▶ **Work to complete**
Repeat, exactly and completely, the entries shown underneath.

------------------------------------------------------------

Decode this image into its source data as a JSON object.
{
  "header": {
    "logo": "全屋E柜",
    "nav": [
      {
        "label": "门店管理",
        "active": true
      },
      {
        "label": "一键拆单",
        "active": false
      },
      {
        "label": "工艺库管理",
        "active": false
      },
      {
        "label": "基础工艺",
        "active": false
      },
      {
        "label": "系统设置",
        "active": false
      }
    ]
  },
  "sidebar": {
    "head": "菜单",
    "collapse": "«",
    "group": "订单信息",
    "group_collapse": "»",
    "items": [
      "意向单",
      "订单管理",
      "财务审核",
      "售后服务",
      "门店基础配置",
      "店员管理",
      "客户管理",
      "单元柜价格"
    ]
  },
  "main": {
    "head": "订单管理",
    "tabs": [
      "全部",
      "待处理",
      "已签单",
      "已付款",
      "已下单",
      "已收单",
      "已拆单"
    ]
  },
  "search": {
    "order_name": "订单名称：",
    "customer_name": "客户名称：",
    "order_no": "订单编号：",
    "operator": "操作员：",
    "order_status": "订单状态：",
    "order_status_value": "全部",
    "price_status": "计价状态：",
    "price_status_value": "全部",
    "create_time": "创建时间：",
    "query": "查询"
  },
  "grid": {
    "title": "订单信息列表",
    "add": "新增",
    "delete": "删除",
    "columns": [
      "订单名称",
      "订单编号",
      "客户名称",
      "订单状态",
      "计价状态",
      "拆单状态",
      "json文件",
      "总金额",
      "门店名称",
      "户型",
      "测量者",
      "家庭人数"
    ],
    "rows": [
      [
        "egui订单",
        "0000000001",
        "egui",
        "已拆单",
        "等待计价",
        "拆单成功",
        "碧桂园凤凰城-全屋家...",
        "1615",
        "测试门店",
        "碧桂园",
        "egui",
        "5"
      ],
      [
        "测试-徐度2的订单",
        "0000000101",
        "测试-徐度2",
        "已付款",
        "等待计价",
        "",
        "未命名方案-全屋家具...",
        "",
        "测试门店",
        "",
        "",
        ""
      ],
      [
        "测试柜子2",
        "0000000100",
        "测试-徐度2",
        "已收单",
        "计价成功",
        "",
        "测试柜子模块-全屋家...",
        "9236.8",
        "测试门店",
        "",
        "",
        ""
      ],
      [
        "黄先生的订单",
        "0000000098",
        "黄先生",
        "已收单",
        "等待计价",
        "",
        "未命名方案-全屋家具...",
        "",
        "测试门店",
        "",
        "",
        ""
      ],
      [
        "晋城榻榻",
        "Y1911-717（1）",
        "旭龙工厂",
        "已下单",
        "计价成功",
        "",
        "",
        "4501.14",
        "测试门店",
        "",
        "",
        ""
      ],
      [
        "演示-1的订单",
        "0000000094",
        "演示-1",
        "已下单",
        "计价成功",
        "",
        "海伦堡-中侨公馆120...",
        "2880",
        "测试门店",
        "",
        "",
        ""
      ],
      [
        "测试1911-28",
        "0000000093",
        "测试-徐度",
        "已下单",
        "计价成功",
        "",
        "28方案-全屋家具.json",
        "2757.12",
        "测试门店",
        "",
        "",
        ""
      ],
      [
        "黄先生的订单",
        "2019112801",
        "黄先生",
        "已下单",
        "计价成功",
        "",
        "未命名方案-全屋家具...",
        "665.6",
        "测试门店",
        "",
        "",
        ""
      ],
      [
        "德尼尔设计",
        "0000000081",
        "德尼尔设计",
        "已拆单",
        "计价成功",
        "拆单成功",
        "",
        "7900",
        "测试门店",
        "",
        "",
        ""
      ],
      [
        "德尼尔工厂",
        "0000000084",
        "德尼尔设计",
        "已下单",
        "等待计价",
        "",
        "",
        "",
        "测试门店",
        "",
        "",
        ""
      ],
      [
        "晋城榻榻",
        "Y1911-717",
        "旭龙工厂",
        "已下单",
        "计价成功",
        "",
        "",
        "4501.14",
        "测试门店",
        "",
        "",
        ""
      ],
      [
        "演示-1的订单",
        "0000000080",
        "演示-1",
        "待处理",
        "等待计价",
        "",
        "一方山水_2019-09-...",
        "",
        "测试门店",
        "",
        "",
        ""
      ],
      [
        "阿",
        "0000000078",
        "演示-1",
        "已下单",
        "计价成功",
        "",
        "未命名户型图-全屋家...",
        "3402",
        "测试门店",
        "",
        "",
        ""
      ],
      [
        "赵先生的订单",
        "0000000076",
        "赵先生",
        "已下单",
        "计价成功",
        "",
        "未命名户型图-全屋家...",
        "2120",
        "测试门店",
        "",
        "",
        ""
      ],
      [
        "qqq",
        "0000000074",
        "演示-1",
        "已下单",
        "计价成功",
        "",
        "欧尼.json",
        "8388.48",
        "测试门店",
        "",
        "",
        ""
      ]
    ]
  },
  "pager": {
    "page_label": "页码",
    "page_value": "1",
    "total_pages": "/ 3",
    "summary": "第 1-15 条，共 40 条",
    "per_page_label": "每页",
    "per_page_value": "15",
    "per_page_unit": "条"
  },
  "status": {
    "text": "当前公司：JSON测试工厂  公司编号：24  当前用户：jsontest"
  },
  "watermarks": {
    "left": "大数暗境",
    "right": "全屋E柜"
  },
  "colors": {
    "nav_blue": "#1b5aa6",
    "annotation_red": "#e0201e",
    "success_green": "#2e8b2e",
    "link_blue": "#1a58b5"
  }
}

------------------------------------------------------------

▶ **Response for this exercise**
Decode this image into its source data as a JSON object.
{
  "header": {
    "logo": "全屋E柜",
    "nav": [
      {
        "label": "门店管理",
        "active": true
      },
      {
        "label": "一键拆单",
        "active": false
      },
      {
        "label": "工艺库管理",
        "active": false
      },
      {
        "label": "基础工艺",
        "active": false
      },
      {
        "label": "系统设置",
        "active": false
      }
    ]
  },
  "sidebar": {
    "head": "菜单",
    "collapse": "«",
    "group": "订单信息",
    "group_collapse": "»",
    "items": [
      "意向单",
      "订单管理",
      "财务审核",
      "售后服务",
      "门店基础配置",
      "店员管理",
      "客户管理",
      "单元柜价格"
    ]
  },
  "main": {
    "head": "订单管理",
    "tabs": [
      "全部",
      "待处理",
      "已签单",
      "已付款",
      "已下单",
      "已收单",
      "已拆单"
    ]
  },
  "search": {
    "order_name": "订单名称：",
    "customer_name": "客户名称：",
    "order_no": "订单编号：",
    "operator": "操作员：",
    "order_status": "订单状态：",
    "order_status_value": "全部",
    "price_status": "计价状态：",
    "price_status_value": "全部",
    "create_time": "创建时间：",
    "query": "查询"
  },
  "grid": {
    "title": "订单信息列表",
    "add": "新增",
    "delete": "删除",
    "columns": [
      "订单名称",
      "订单编号",
      "客户名称",
      "订单状态",
      "计价状态",
      "拆单状态",
      "json文件",
      "总金额",
      "门店名称",
      "户型",
      "测量者",
      "家庭人数"
    ],
    "rows": [
      [
        "egui订单",
        "0000000001",
        "egui",
        "已拆单",
        "等待计价",
        "拆单成功",
        "碧桂园凤凰城-全屋家...",
        "1615",
        "测试门店",
        "碧桂园",
        "egui",
        "5"
      ],
      [
        "测试-徐度2的订单",
        "0000000101",
        "测试-徐度2",
        "已付款",
        "等待计价",
        "",
        "未命名方案-全屋家具...",
        "",
        "测试门店",
        "",
        "",
        ""
      ],
      [
        "测试柜子2",
        "0000000100",
        "测试-徐度2",
        "已收单",
        "计价成功",
        "",
        "测试柜子模块-全屋家...",
        "9236.8",
        "测试门店",
        "",
        "",
        ""
      ],
      [
        "黄先生的订单",
        "0000000098",
        "黄先生",
        "已收单",
        "等待计价",
        "",
        "未命名方案-全屋家具...",
        "",
        "测试门店",
        "",
        "",
        ""
      ],
      [
        "晋城榻榻",
        "Y1911-717（1）",
        "旭龙工厂",
        "已下单",
        "计价成功",
        "",
        "",
        "4501.14",
        "测试门店",
        "",
        "",
        ""
      ],
      [
        "演示-1的订单",
        "0000000094",
        "演示-1",
        "已下单",
        "计价成功",
        "",
        "海伦堡-中侨公馆120...",
        "2880",
        "测试门店",
        "",
        "",
        ""
      ],
      [
        "测试1911-28",
        "0000000093",
        "测试-徐度",
        "已下单",
        "计价成功",
        "",
        "28方案-全屋家具.json",
        "2757.12",
        "测试门店",
        "",
        "",
        ""
      ],
      [
        "黄先生的订单",
        "2019112801",
        "黄先生",
        "已下单",
        "计价成功",
        "",
        "未命名方案-全屋家具...",
        "665.6",
        "测试门店",
        "",
        "",
        ""
      ],
      [
        "德尼尔设计",
        "0000000081",
        "德尼尔设计",
        "已拆单",
        "计价成功",
        "拆单成功",
        "",
        "7900",
        "测试门店",
        "",
        "",
        ""
      ],
      [
        "德尼尔工厂",
        "0000000084",
        "德尼尔设计",
        "已下单",
        "等待计价",
        "",
        "",
        "",
        "测试门店",
        "",
        "",
        ""
      ],
      [
        "晋城榻榻",
        "Y1911-717",
        "旭龙工厂",
        "已下单",
        "计价成功",
        "",
        "",
        "4501.14",
        "测试门店",
        "",
        "",
        ""
      ],
      [
        "演示-1的订单",
        "0000000080",
        "演示-1",
        "待处理",
        "等待计价",
        "",
        "一方山水_2019-09-...",
        "",
        "测试门店",
        "",
        "",
        ""
      ],
      [
        "阿",
        "0000000078",
        "演示-1",
        "已下单",
        "计价成功",
        "",
        "未命名户型图-全屋家...",
        "3402",
        "测试门店",
        "",
        "",
        ""
      ],
      [
        "赵先生的订单",
        "0000000076",
        "赵先生",
        "已下单",
        "计价成功",
        "",
        "未命名户型图-全屋家...",
        "2120",
        "测试门店",
        "",
        "",
        ""
      ],
      [
        "qqq",
        "0000000074",
        "演示-1",
        "已下单",
        "计价成功",
        "",
        "欧尼.json",
        "8388.48",
        "测试门店",
        "",
        "",
        ""
      ]
    ]
  },
  "pager": {
    "page_label": "页码",
    "page_value": "1",
    "total_pages": "/ 3",
    "summary": "第 1-15 条，共 40 条",
    "per_page_label": "每页",
    "per_page_value": "15",
    "per_page_unit": "条"
  },
  "status": {
    "text": "当前公司：JSON测试工厂  公司编号：24  当前用户：jsontest"
  },
  "watermarks": {
    "left": "大数暗境",
    "right": "全屋E柜"
  },
  "colors": {
    "nav_blue": "#1b5aa6",
    "annotation_red": "#e0201e",
    "success_green": "#2e8b2e",
    "link_blue": "#1a58b5"
  }
}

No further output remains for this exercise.